Data about app and page elements
━━━━━━

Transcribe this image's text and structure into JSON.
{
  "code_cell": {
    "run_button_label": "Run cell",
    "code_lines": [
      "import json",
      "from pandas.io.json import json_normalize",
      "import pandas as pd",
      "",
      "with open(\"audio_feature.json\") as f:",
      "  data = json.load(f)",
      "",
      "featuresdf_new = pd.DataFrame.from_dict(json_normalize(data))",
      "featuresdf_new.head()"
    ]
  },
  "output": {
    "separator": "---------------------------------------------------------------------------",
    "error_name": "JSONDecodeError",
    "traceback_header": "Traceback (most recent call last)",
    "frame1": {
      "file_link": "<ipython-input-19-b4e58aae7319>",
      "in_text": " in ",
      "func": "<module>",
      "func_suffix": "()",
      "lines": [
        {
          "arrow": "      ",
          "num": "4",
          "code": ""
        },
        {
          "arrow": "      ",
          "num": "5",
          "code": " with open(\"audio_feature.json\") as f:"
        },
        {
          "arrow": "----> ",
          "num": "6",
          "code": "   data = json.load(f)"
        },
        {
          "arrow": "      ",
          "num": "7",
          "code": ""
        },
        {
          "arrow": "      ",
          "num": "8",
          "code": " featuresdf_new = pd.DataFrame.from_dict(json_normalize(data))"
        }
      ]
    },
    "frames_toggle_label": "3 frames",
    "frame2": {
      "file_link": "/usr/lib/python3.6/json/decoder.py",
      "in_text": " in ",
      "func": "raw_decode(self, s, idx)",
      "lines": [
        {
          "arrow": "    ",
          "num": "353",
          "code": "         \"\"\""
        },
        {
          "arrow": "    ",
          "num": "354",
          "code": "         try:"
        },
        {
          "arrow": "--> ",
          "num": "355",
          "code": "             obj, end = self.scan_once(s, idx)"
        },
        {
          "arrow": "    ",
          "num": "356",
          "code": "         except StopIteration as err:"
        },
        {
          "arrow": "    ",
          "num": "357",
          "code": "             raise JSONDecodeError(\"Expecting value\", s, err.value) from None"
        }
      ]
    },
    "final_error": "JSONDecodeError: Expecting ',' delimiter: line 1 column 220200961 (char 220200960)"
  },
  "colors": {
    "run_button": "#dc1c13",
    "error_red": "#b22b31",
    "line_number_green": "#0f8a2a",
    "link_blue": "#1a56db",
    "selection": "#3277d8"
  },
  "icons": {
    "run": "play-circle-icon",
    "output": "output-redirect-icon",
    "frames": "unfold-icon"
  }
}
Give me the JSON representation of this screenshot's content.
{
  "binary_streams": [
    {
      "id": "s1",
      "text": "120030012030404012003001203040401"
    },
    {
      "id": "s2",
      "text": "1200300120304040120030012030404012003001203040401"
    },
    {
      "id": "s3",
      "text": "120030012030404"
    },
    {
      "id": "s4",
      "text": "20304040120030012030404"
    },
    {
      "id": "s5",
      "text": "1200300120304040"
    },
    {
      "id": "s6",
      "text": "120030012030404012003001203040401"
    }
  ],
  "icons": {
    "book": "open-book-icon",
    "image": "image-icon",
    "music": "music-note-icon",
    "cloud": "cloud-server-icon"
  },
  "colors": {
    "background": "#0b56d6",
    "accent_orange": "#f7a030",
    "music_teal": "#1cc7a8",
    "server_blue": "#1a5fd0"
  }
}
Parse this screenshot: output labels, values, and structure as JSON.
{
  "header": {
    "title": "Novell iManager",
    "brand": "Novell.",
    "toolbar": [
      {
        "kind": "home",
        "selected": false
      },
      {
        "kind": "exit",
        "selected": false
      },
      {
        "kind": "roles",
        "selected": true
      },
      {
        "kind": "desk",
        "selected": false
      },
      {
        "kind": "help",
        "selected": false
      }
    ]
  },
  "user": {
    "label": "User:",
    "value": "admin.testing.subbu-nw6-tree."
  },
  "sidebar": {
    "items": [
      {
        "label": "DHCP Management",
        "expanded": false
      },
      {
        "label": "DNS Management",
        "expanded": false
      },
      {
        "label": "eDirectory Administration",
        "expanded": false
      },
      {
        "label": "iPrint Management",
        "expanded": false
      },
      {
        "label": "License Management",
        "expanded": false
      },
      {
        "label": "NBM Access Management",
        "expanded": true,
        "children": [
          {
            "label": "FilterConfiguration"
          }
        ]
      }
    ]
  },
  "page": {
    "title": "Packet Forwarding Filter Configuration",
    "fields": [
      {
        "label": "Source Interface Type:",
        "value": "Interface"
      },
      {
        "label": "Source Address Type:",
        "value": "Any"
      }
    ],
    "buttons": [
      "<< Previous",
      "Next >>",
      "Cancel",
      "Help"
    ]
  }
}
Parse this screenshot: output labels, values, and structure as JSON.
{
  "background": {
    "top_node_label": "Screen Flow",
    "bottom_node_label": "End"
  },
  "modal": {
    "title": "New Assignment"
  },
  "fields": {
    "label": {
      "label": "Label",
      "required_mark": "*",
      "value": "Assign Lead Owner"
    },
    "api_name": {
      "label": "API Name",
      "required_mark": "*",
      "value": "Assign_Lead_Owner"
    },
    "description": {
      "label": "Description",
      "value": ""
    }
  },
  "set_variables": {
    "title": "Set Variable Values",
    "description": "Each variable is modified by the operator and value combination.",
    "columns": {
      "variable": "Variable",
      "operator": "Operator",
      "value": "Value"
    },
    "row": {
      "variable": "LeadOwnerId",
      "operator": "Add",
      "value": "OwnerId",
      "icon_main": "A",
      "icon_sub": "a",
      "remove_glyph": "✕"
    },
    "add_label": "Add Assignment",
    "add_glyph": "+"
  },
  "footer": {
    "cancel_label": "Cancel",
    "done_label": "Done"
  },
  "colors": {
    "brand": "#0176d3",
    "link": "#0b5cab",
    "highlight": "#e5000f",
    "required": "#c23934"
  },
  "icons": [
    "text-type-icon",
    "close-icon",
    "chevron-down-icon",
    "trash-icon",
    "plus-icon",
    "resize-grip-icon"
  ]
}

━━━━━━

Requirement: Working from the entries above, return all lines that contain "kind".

Solution:
        "kind": "home",
        "kind": "exit",
        "kind": "roles",
        "kind": "desk",
        "kind": "help",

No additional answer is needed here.